Work instruction —
Nothing in the records should differ when you write them out again.

══ Dataset extract ══

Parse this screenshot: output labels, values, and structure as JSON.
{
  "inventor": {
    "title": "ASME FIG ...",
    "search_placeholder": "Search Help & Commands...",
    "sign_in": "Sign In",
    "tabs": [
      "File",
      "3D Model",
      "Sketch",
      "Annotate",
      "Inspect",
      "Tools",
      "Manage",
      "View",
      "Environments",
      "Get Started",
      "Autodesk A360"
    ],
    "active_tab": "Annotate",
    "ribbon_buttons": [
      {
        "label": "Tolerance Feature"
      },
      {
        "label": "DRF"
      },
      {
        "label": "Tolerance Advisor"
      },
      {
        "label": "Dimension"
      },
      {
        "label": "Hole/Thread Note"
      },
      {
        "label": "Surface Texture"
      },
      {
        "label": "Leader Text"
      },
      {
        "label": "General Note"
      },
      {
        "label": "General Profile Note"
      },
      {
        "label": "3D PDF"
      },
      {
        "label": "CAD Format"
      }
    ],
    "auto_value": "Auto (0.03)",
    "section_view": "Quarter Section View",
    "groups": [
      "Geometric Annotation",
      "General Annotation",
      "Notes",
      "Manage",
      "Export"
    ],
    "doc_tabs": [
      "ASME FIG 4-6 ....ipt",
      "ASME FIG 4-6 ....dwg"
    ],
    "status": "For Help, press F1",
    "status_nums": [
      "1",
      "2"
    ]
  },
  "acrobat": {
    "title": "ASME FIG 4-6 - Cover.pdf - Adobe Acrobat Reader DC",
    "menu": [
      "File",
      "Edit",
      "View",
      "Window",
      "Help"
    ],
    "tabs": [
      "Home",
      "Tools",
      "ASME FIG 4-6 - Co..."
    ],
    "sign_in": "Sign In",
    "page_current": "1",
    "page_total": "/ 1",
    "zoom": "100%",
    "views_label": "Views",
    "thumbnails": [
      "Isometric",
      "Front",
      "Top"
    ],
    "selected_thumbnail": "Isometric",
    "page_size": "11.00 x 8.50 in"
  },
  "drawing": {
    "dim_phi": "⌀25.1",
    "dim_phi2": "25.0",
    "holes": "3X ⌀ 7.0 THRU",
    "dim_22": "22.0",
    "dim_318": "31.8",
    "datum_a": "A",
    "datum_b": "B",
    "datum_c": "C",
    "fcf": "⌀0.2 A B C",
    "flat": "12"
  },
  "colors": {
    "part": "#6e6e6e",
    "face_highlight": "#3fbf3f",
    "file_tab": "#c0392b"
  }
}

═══

Result —
Parse this screenshot: output labels, values, and structure as JSON.
{
  "inventor": {
    "title": "ASME FIG ...",
    "search_placeholder": "Search Help & Commands...",
    "sign_in": "Sign In",
    "tabs": [
      "File",
      "3D Model",
      "Sketch",
      "Annotate",
      "Inspect",
      "Tools",
      "Manage",
      "View",
      "Environments",
      "Get Started",
      "Autodesk A360"
    ],
    "active_tab": "Annotate",
    "ribbon_buttons": [
      {
        "label": "Tolerance Feature"
      },
      {
        "label": "DRF"
      },
      {
        "label": "Tolerance Advisor"
      },
      {
        "label": "Dimension"
      },
      {
        "label": "Hole/Thread Note"
      },
      {
        "label": "Surface Texture"
      },
      {
        "label": "Leader Text"
      },
      {
        "label": "General Note"
      },
      {
        "label": "General Profile Note"
      },
      {
        "label": "3D PDF"
      },
      {
        "label": "CAD Format"
      }
    ],
    "auto_value": "Auto (0.03)",
    "section_view": "Quarter Section View",
    "groups": [
      "Geometric Annotation",
      "General Annotation",
      "Notes",
      "Manage",
      "Export"
    ],
    "doc_tabs": [
      "ASME FIG 4-6 ....ipt",
      "ASME FIG 4-6 ....dwg"
    ],
    "status": "For Help, press F1",
    "status_nums": [
      "1",
      "2"
    ]
  },
  "acrobat": {
    "title": "ASME FIG 4-6 - Cover.pdf - Adobe Acrobat Reader DC",
    "menu": [
      "File",
      "Edit",
      "View",
      "Window",
      "Help"
    ],
    "tabs": [
      "Home",
      "Tools",
      "ASME FIG 4-6 - Co..."
    ],
    "sign_in": "Sign In",
    "page_current": "1",
    "page_total": "/ 1",
    "zoom": "100%",
    "views_label": "Views",
    "thumbnails": [
      "Isometric",
      "Front",
      "Top"
    ],
    "selected_thumbnail": "Isometric",
    "page_size": "11.00 x 8.50 in"
  },
  "drawing": {
    "dim_phi": "⌀25.1",
    "dim_phi2": "25.0",
    "holes": "3X ⌀ 7.0 THRU",
    "dim_22": "22.0",
    "dim_318": "31.8",
    "datum_a": "A",
    "datum_b": "B",
    "datum_c": "C",
    "fcf": "⌀0.2 A B C",
    "flat": "12"
  },
  "colors": {
    "part": "#6e6e6e",
    "face_highlight": "#3fbf3f",
    "file_tab": "#c0392b"
  }
}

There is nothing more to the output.